Get ready America! A total lunar eclipse on April 15th marks the beginning of a remarkable series of eclipses all visible from North America. Watch the video…
The action starts on April 15th when the full Moon passes through the amber shadow of Earth, producing a midnight eclipse visible across North America. So begins a lunar eclipse tetrad—a series of 4 consecutive total eclipses occurring at approximately six month intervals. The total eclipse of April 15, 2014, will be followed by another on Oct. 8, 2014, and another on April 4, 2015, and another on Sept. 28 2015.
“The most unique thing about the 2014-2015 tetrad is that all of them are visible for all or parts of the USA,” says longtime NASA eclipse expert Fred Espenak.
On average, lunar eclipses occur about twice a year, but not all of them are total. There are three types:
A penumbral eclipse is when the Moon passes through the pale outskirts of Earth’s shadow. It’s so subtle, sky watchers often don’t notice an eclipse is underway.
A partial eclipse is more dramatic. The Moon dips into the core of Earth’s shadow, but not all the way, so only a fraction of Moon is darkened.

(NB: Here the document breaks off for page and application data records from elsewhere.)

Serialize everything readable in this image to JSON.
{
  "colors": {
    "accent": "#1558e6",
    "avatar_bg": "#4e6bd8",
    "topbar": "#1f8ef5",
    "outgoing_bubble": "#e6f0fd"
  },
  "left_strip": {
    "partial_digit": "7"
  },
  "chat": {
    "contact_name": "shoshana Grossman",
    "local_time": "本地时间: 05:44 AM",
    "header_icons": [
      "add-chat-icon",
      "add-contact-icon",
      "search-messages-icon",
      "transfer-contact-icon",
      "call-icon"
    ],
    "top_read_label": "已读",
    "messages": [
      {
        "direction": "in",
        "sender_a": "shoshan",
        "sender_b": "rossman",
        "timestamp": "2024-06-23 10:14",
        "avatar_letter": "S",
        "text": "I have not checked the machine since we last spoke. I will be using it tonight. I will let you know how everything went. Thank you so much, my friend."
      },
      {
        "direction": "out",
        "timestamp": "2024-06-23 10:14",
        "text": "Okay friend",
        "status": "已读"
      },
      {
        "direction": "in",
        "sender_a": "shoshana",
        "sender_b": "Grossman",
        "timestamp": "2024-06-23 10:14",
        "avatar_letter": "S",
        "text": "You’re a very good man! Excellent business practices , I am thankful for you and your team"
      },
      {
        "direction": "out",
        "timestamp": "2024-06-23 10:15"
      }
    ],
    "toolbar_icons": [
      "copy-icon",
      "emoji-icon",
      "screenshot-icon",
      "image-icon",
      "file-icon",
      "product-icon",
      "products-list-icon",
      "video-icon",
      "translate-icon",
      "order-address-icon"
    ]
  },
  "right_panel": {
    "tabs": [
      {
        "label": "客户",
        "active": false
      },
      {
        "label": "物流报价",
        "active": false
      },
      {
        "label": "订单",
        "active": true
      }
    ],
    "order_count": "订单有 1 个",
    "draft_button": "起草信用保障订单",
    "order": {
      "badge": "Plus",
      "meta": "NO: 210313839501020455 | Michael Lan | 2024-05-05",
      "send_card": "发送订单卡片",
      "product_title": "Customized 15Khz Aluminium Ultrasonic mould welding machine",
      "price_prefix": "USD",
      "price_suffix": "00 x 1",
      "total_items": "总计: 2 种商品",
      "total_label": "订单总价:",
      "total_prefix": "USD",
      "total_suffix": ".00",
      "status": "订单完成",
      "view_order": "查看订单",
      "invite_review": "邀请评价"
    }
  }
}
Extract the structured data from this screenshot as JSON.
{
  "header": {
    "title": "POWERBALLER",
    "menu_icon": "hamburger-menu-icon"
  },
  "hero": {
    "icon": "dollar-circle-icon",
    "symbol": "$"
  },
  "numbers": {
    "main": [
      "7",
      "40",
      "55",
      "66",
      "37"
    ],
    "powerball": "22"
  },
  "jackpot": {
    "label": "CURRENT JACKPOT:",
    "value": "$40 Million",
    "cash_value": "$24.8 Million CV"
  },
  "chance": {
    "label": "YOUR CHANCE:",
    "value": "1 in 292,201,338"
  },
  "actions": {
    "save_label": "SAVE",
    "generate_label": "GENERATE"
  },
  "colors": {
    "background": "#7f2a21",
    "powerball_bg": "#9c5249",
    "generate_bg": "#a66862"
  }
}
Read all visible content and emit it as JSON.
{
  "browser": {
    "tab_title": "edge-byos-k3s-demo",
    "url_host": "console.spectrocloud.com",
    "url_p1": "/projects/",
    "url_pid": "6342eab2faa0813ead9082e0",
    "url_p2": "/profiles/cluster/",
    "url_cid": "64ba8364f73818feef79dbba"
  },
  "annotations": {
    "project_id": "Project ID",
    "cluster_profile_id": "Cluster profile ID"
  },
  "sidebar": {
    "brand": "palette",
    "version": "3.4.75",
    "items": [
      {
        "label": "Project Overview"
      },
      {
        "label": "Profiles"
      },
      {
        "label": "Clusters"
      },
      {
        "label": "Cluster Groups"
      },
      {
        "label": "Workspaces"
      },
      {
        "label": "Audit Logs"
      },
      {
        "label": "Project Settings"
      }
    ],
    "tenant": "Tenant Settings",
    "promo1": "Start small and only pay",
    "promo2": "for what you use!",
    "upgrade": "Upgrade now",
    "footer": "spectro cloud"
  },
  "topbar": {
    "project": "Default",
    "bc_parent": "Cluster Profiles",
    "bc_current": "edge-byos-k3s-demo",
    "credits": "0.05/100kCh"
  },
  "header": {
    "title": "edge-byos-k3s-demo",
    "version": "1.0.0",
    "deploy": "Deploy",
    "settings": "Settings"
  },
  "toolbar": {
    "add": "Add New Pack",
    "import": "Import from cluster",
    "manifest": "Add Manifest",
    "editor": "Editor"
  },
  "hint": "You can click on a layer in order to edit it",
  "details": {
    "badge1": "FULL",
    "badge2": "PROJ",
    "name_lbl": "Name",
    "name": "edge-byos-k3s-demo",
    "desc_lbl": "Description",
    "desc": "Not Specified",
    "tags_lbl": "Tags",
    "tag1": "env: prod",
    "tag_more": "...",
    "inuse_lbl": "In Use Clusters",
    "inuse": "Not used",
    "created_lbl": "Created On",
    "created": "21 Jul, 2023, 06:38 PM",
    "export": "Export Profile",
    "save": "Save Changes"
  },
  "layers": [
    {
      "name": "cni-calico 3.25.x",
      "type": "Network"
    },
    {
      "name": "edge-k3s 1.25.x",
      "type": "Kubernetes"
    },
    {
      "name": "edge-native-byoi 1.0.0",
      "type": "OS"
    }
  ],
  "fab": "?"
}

A total eclipse, when the entire Moon is shadowed, is best of all. The face of the Moon turns sunset-red for up to an hour or more as the eclipse slowly unfolds.